So, after my recent post about The Calligrapher’s Daughter I started feeling a little bit sorry for everyone in Korea who doesn’t have an English public library they can waltz into to check out a book.
But, that said, there are still ways to get your read on in Korea. There are some great resources (some even free!).
Last year, a group of girlfriends and I started a book club in Gwangju. We met once a month and talked about the book we read (we all shared about three copies) and drank copious amounts of wine (like every book club should do!). It was a club I never thought possible when I first left for Korea. But it’s definitely doable, and even downright easy.
Here’s how to get your hands on some English pages:
- Gwanju International Center–this place is amazing! Not only do they set up weekly talks and monthly outings, offer Korean lessons every other day, and publish a monthly magazine, but they also have an ever-expanding library. It was my lifeline to literature in Korea. They’ve got everything. (And they never get mad when you accidentally keep a book for a year). When we recently left Gwangju, I dumped about 20 of our books there that we collected. And so do many other foreigners. So the collection keeps on growing!
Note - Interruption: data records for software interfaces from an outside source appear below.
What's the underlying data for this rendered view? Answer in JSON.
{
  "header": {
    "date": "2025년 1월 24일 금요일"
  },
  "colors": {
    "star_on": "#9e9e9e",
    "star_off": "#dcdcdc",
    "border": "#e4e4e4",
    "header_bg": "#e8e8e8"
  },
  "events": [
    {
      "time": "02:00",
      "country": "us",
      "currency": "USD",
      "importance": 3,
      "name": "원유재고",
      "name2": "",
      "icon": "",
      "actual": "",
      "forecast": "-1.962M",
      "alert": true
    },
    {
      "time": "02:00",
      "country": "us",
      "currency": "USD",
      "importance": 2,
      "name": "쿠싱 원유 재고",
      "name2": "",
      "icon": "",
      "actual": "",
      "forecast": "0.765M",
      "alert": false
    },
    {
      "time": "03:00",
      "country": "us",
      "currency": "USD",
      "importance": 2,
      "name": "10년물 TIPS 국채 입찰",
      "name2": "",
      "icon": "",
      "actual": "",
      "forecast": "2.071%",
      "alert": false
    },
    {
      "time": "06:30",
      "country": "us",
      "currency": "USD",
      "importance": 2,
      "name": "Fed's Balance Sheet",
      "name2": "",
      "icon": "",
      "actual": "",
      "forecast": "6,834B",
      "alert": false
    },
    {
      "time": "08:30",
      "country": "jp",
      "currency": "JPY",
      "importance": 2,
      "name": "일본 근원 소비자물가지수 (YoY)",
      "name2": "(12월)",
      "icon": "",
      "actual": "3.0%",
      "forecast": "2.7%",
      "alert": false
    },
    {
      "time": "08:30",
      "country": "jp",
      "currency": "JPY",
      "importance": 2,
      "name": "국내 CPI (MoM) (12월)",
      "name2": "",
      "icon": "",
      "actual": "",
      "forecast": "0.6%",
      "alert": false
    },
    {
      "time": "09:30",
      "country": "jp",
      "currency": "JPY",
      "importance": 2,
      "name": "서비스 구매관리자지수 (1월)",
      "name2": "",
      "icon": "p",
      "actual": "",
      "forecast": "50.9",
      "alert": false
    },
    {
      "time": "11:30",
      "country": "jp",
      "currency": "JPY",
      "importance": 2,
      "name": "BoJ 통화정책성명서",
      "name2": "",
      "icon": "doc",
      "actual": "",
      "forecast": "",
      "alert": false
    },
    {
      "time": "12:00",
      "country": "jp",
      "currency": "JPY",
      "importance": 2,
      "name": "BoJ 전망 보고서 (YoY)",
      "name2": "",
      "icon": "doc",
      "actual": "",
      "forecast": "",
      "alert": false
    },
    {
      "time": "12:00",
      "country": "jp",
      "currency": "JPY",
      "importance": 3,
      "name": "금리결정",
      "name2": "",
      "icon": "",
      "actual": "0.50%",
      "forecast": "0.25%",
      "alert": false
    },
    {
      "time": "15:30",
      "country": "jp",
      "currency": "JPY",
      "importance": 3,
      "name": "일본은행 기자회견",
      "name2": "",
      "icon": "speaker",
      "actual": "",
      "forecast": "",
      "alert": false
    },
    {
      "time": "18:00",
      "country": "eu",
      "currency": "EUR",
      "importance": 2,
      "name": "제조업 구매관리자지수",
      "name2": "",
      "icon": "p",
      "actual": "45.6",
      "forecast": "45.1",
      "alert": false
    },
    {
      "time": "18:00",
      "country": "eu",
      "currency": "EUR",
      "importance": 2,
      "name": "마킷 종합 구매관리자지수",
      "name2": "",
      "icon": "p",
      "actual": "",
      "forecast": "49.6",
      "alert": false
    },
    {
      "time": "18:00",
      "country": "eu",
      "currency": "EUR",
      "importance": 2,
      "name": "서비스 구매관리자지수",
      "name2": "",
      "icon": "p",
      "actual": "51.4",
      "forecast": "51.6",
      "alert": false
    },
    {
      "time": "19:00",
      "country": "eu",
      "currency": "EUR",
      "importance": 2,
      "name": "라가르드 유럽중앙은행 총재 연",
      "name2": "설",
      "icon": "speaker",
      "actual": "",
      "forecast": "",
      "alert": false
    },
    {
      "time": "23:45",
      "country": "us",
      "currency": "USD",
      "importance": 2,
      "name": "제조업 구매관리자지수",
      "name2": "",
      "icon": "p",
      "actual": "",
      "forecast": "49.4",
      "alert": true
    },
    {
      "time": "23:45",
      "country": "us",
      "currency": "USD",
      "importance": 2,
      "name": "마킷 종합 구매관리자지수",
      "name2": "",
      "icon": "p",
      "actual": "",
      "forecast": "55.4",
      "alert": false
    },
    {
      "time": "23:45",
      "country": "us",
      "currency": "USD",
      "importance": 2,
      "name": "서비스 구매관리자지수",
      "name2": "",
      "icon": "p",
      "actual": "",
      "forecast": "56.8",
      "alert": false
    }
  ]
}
- What the Book— This Seoul (Itaewon) bookstore offers just about everything: magazines, books, English learning materials, games, etc. And anything they don’t have, they’ll order. The best part about it is that if you don’t live in Seoul, you can easily order online and do one of those nifty bank transfers in Korea. So easy! And your book is at your doorstep by the end of the week!
- Swap with friends--This is the easiest and cheapest way to get a book. Take advantage of the foreign community in your city and do some book swaps. My friends and I swapped constantly. And when people are getting ready to head out of Korea after their contract ends, make sure to help them take any books off their hands!